- Who shall dwell (guwr) in Your tabernacle?
- Who shall dwell (shakan) on Your holy hill?
Firstly, David was obviously referring to the great tent of meeting (the tabernacle) that Moses constructed after leading the Hebrews out of Egypt and in which the sacrificial system, under the Levitical priesthood, was inaugurated.
Though David wasn’t a priest himself, he revered the holy role of the Levites with specific regard to worship and the presence of God and, crucially, of the characteristics of those people who would be allowed to dwell with him. (See Psalm 19:14).
Secondly, when David asks a second time, “who shall (shakan) on your holy hill?”, he is not only using the Hebraic device of repetition (asking the question more than once); this second word for ‘dwell’ carries with it, by stark contrast to the nomadic tabernacle, the profound meaning (largely lost on us today) of permanence and citizenship.

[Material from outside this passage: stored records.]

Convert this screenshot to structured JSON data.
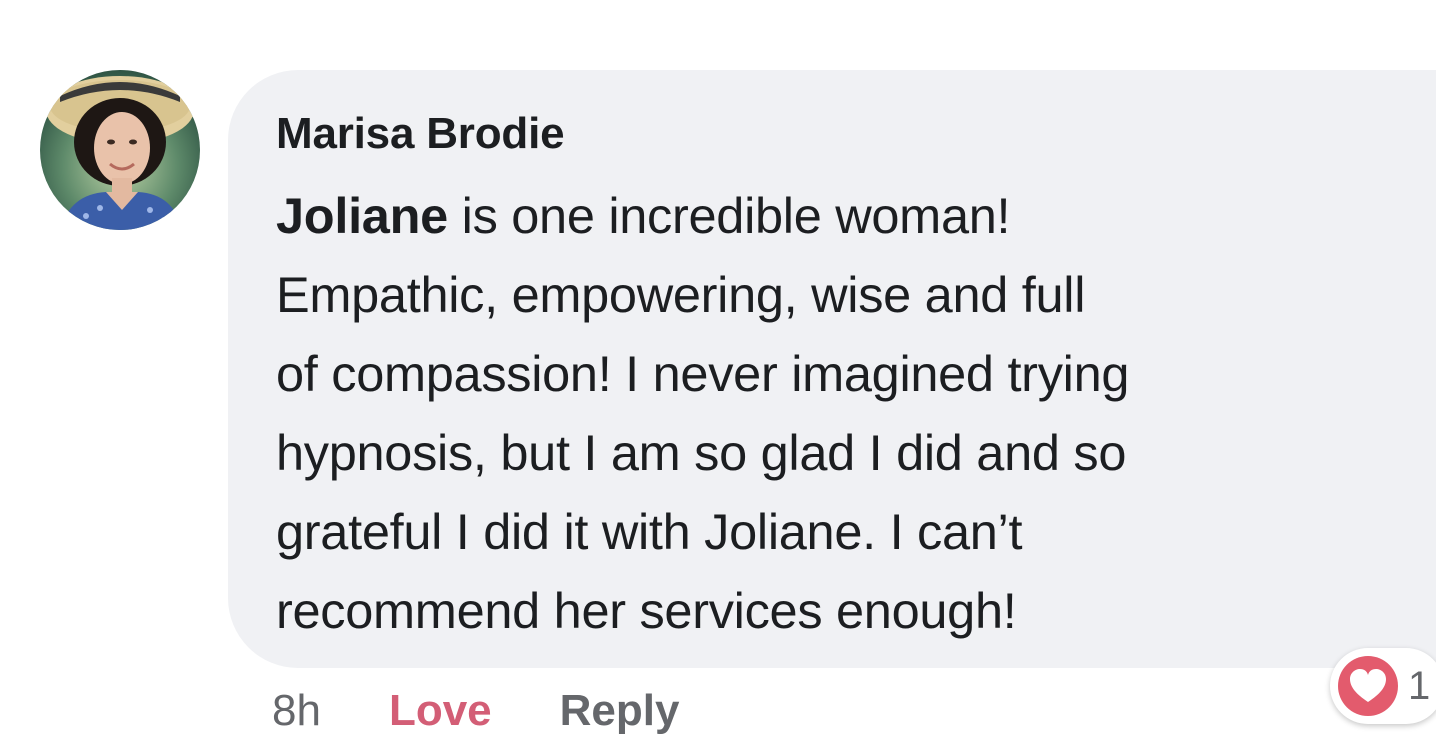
{
  "comment": {
    "author": "Marisa Brodie",
    "mention": "Joliane",
    "text_lines": [
      " is one incredible woman!",
      "Empathic, empowering, wise and full",
      "of compassion! I never imagined trying",
      "hypnosis, but I am so glad I did and so",
      "grateful I did it with Joliane. I can’t",
      "recommend her services enough!"
    ]
  },
  "actions": {
    "time": "8h",
    "love_label": "Love",
    "reply_label": "Reply"
  },
  "reactions": {
    "icon": "love-heart-icon",
    "count": "1"
  },
  "colors": {
    "bubble": "#f0f1f4",
    "love": "#d35e76",
    "meta": "#65676b",
    "text": "#1c1e21"
  }
}
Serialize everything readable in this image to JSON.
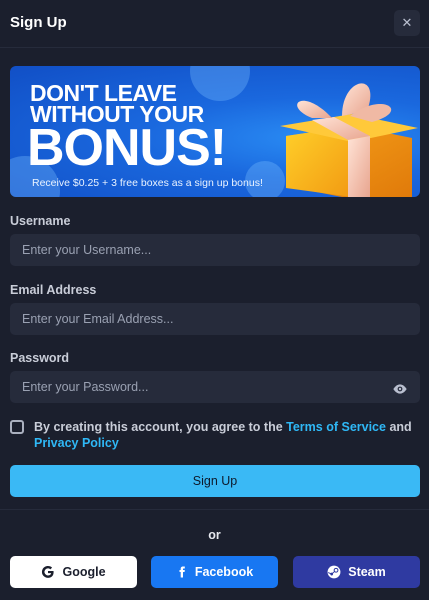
{
  "header": {
    "title": "Sign Up",
    "close_symbol": "✕"
  },
  "banner": {
    "line1": "DON'T LEAVE",
    "line2": "WITHOUT YOUR",
    "big": "BONUS!",
    "subtitle": "Receive $0.25 + 3 free boxes as a sign up bonus!",
    "image": "gift-box-icon"
  },
  "form": {
    "username_label": "Username",
    "username_placeholder": "Enter your Username...",
    "email_label": "Email Address",
    "email_placeholder": "Enter your Email Address...",
    "password_label": "Password",
    "password_placeholder": "Enter your Password...",
    "password_toggle_icon": "eye-icon"
  },
  "agreement": {
    "checked": false,
    "text_before": "By creating this account, you agree to the ",
    "terms_link": "Terms of Service",
    "text_middle": " and ",
    "privacy_link": "Privacy Policy"
  },
  "signup_button": "Sign Up",
  "or_text": "or",
  "social": {
    "google": {
      "label": "Google",
      "icon": "google-icon"
    },
    "facebook": {
      "label": "Facebook",
      "icon": "facebook-icon"
    },
    "steam": {
      "label": "Steam",
      "icon": "steam-icon"
    }
  },
  "colors": {
    "background": "#1b1f2d",
    "input_bg": "#262b3b",
    "accent": "#3ab9f5",
    "link": "#2fb8f6",
    "facebook": "#1877f2",
    "steam": "#2f3aa1"
  }
}
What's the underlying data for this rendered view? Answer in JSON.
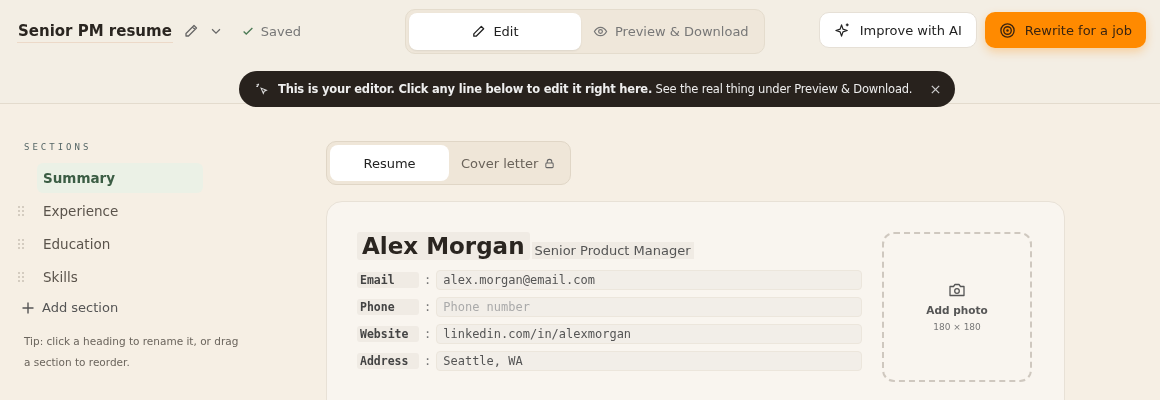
{
  "document": {
    "title": "Senior PM resume",
    "status": "Saved"
  },
  "mode_tabs": [
    {
      "label": "Edit",
      "selected": true
    },
    {
      "label": "Preview & Download",
      "selected": false
    }
  ],
  "actions": [
    {
      "label": "Improve with AI",
      "kind": "secondary"
    },
    {
      "label": "Rewrite for a job",
      "kind": "primary"
    }
  ],
  "toast": {
    "text": "**This is your editor. Click any line below to edit it right here.** See the real thing under Preview & Download."
  },
  "sidebar": {
    "heading": "SECTIONS",
    "items": [
      {
        "label": "Summary",
        "selected": true
      },
      {
        "label": "Experience",
        "selected": false
      },
      {
        "label": "Education",
        "selected": false
      },
      {
        "label": "Skills",
        "selected": false
      }
    ],
    "add_label": "Add section",
    "tip": "Tip: click a heading to rename it, or drag a section to reorder."
  },
  "doc_tabs": [
    {
      "label": "Resume",
      "selected": true,
      "locked": false
    },
    {
      "label": "Cover letter",
      "selected": false,
      "locked": true
    }
  ],
  "resume": {
    "name": "Alex Morgan",
    "headline": "Senior Product Manager",
    "fields": [
      {
        "label": "Email",
        "separator": ":",
        "value": "alex.morgan@email.com"
      },
      {
        "label": "Phone",
        "separator": ":",
        "placeholder": "Phone number"
      },
      {
        "label": "Website",
        "separator": ":",
        "value": "linkedin.com/in/alexmorgan"
      },
      {
        "label": "Address",
        "separator": ":",
        "value": "Seattle, WA"
      }
    ],
    "photo": {
      "label": "Add photo",
      "size": "180 × 180"
    }
  }
}
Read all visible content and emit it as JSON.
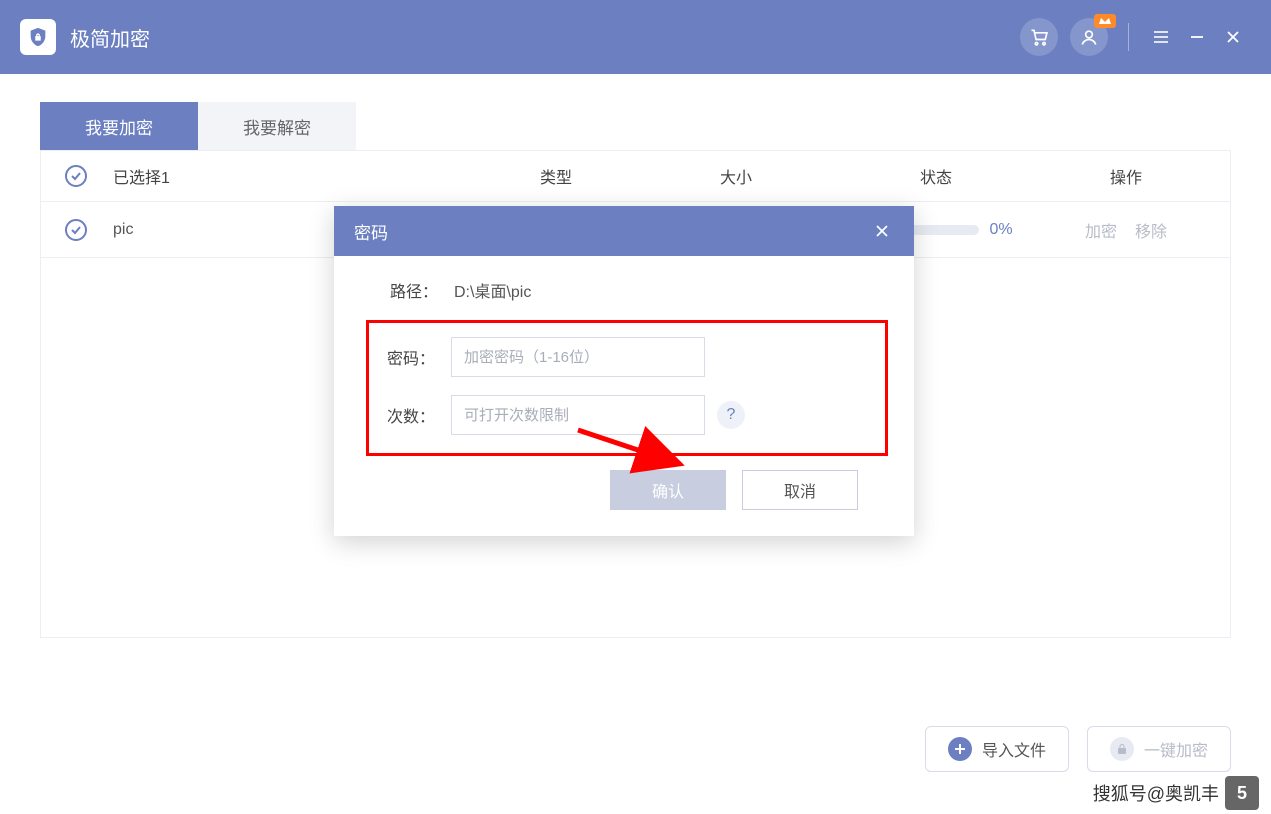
{
  "app": {
    "title": "极简加密"
  },
  "tabs": {
    "encrypt": "我要加密",
    "decrypt": "我要解密"
  },
  "table": {
    "header": {
      "selected": "已选择1",
      "type": "类型",
      "size": "大小",
      "status": "状态",
      "ops": "操作"
    },
    "row": {
      "name": "pic",
      "percent": "0%",
      "op_encrypt": "加密",
      "op_remove": "移除"
    }
  },
  "bottom": {
    "import": "导入文件",
    "encrypt_all": "一键加密"
  },
  "dialog": {
    "title": "密码",
    "path_label": "路径：",
    "path_value": "D:\\桌面\\pic",
    "password_label": "密码：",
    "password_placeholder": "加密密码（1-16位）",
    "count_label": "次数：",
    "count_placeholder": "可打开次数限制",
    "help": "?",
    "confirm": "确认",
    "cancel": "取消"
  },
  "watermark": {
    "text": "搜狐号@奥凯丰",
    "logo": "5"
  }
}
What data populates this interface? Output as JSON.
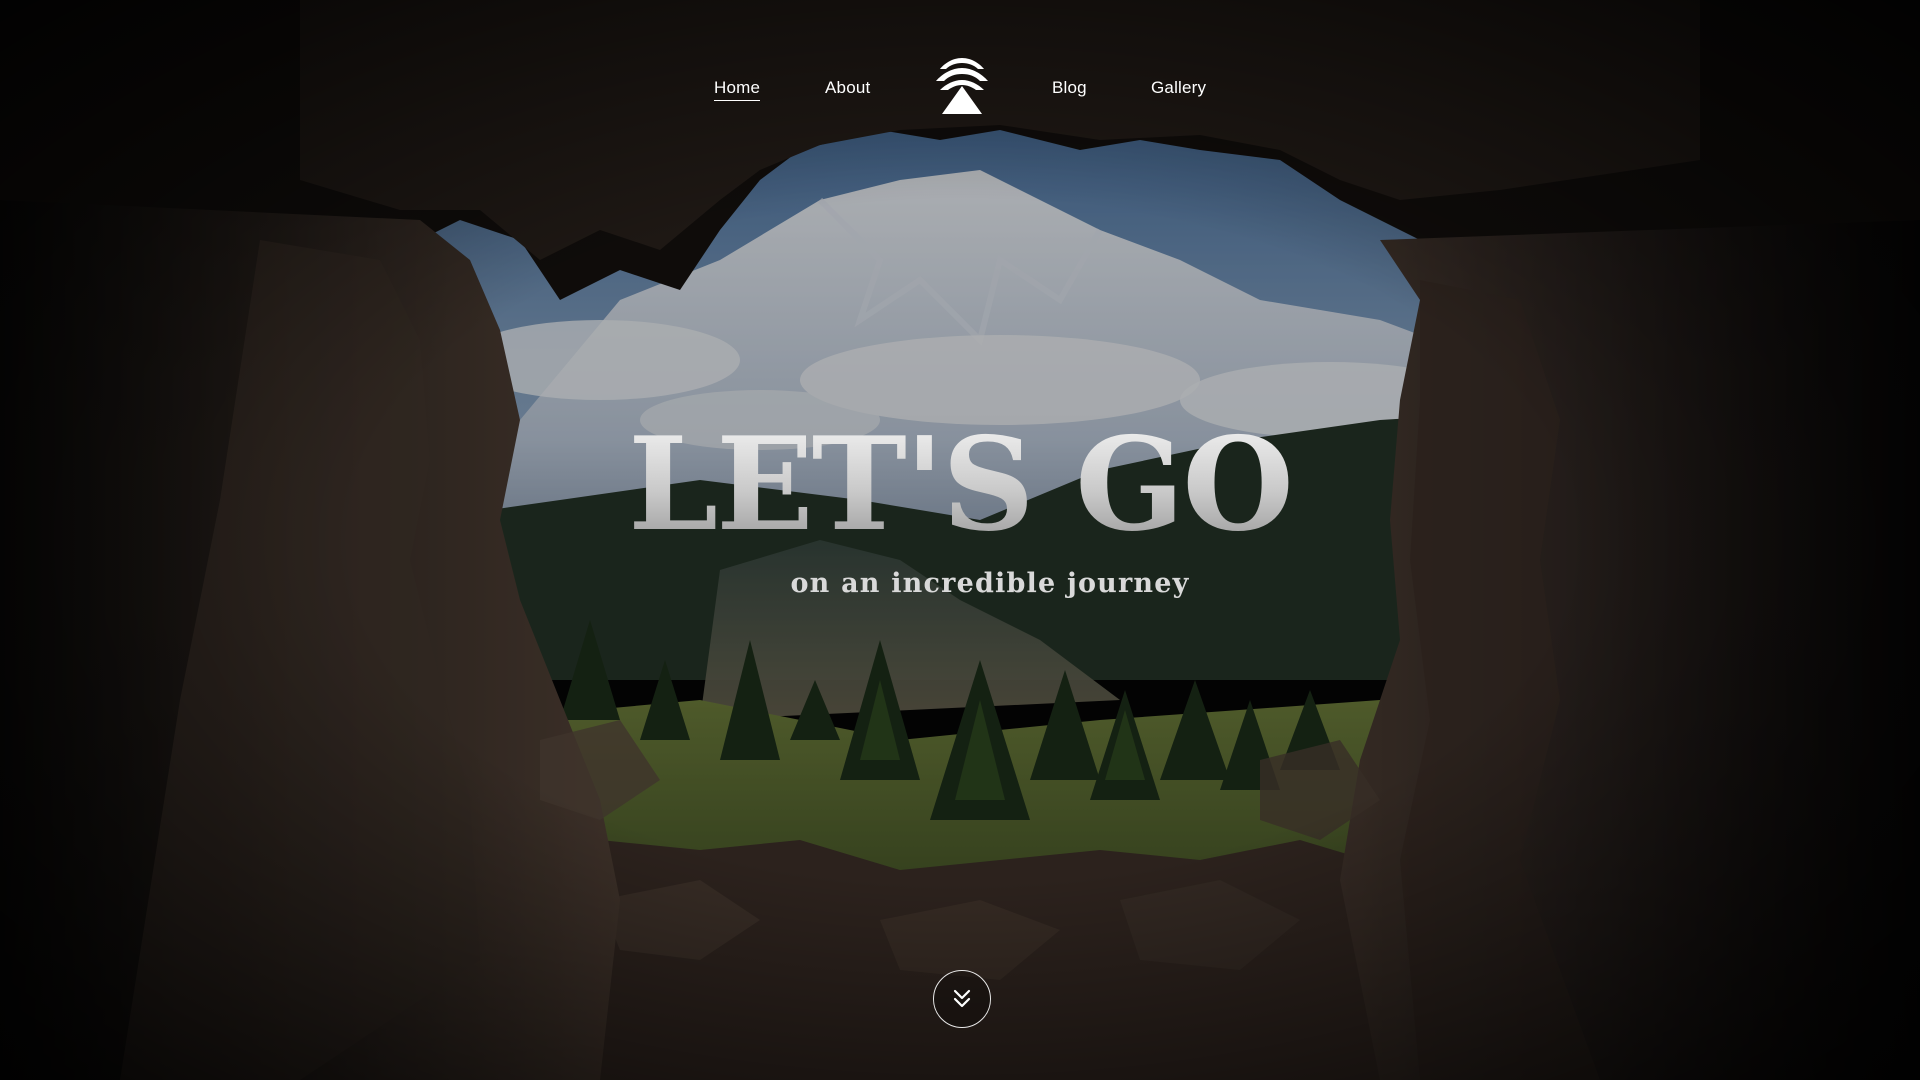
{
  "nav": {
    "items": [
      {
        "label": "Home",
        "active": true
      },
      {
        "label": "About",
        "active": false
      },
      {
        "label": "Blog",
        "active": false
      },
      {
        "label": "Gallery",
        "active": false
      }
    ],
    "logo_icon": "pine-tree-icon"
  },
  "hero": {
    "title": "LET'S GO",
    "subtitle": "on an incredible journey"
  },
  "scroll_button": {
    "icon": "double-chevron-down-icon"
  },
  "colors": {
    "text": "#ffffff",
    "background": "#050505",
    "sky": "#6f8fb3",
    "snow": "#e9eef5",
    "forest": "#3e5a2a",
    "rock": "#3a2f28"
  }
}
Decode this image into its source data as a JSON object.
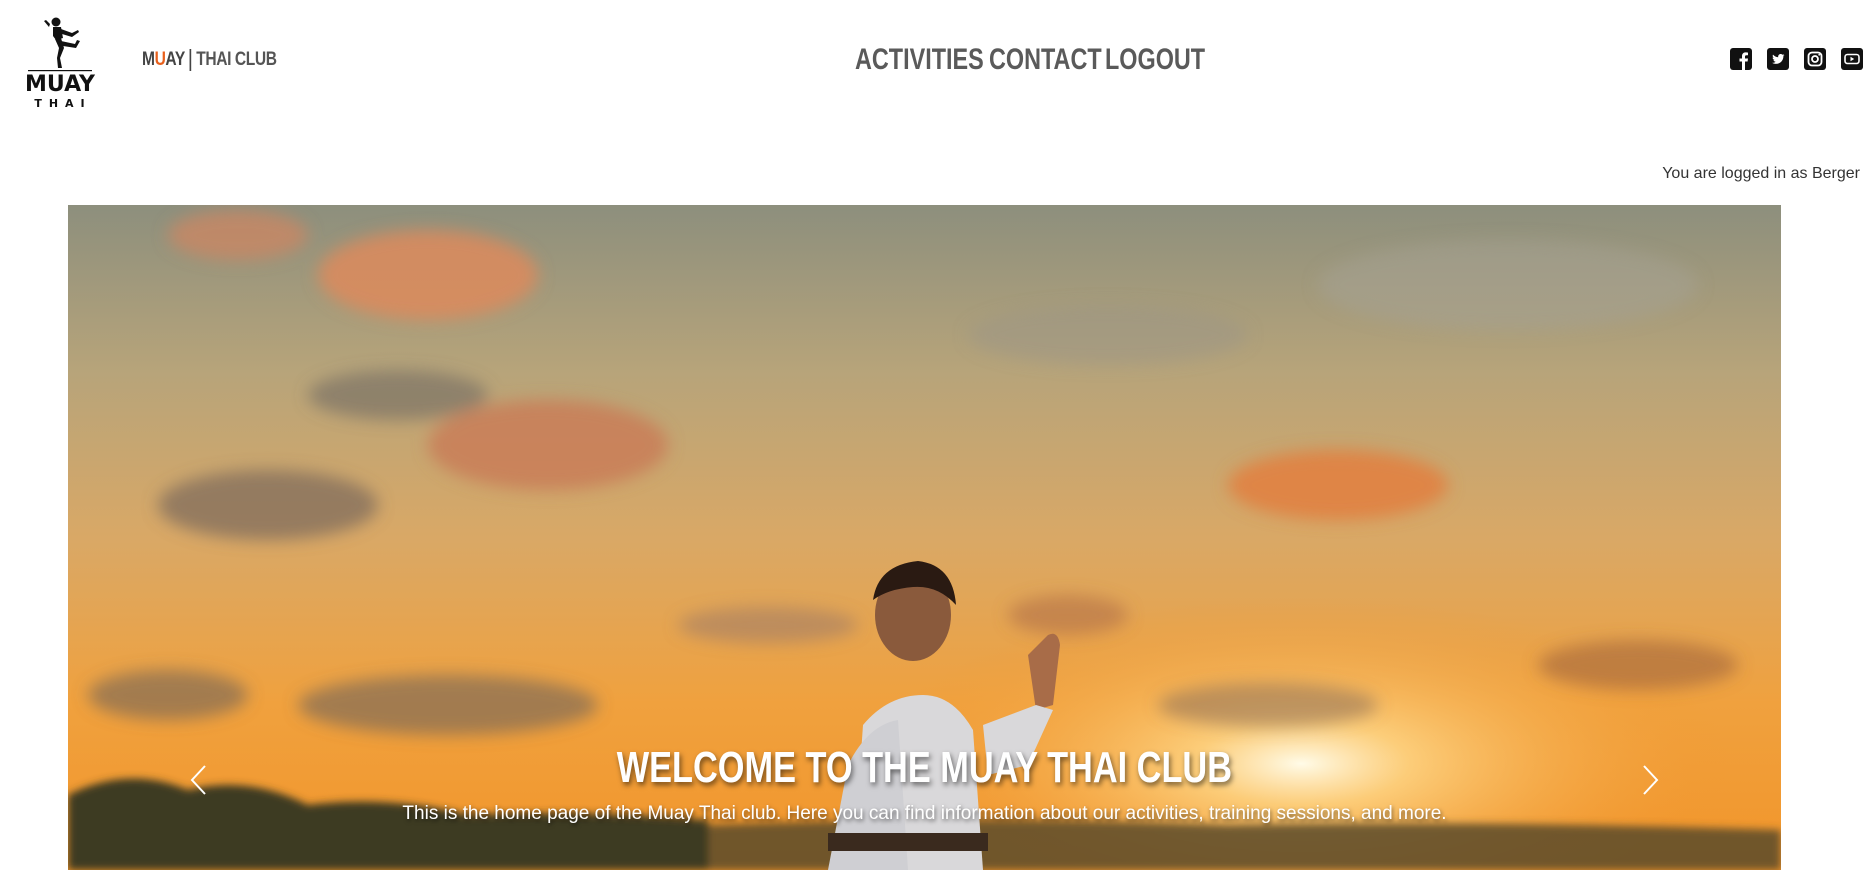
{
  "brand": {
    "logo_text_top": "MUAY",
    "logo_text_bottom": "THAI",
    "name_m": "M",
    "name_u": "U",
    "name_ay": "AY",
    "name_club": "THAI CLUB",
    "accent_color": "#e8601c"
  },
  "nav": {
    "items": [
      {
        "label": "ACTIVITIES"
      },
      {
        "label": "CONTACT"
      },
      {
        "label": "LOGOUT"
      }
    ]
  },
  "social": {
    "icons": [
      "facebook-icon",
      "twitter-icon",
      "instagram-icon",
      "youtube-icon"
    ]
  },
  "session": {
    "status": "You are logged in as Berger"
  },
  "hero": {
    "title": "WELCOME TO THE MUAY THAI CLUB",
    "text": "This is the home page of the Muay Thai club. Here you can find information about our activities, training sessions, and more."
  }
}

Hence came the temple, (1 Kings 6).
Thirdly, the tabernacle is obviously replaced by the more permanent/fixed temple but even this renovation was still dealing in types and shadows.
Rather, as David prayed, he was prophetically meditating on the eternal dwelling/abiding that his heart craved (see Psalm 63:1,3) – the New Jerusalem – and that “permanent dwelling” was not going to be the experience of everyone who professed faithfulness to Yahweh. (see Matthew 7:21-23).
“LORD, who shall dwell on your holy hill?”
The answer is summarised by, “he who thinks and speaks the truth in this heart” (Psalm 15 v2[b]; Psalm 19:4; Psalm 24:4).
When we look at the professing “church” today – daring to take the Name Christ – who is it that will dwell on His holy hill?
cf. 1 Corinthians 11:18-19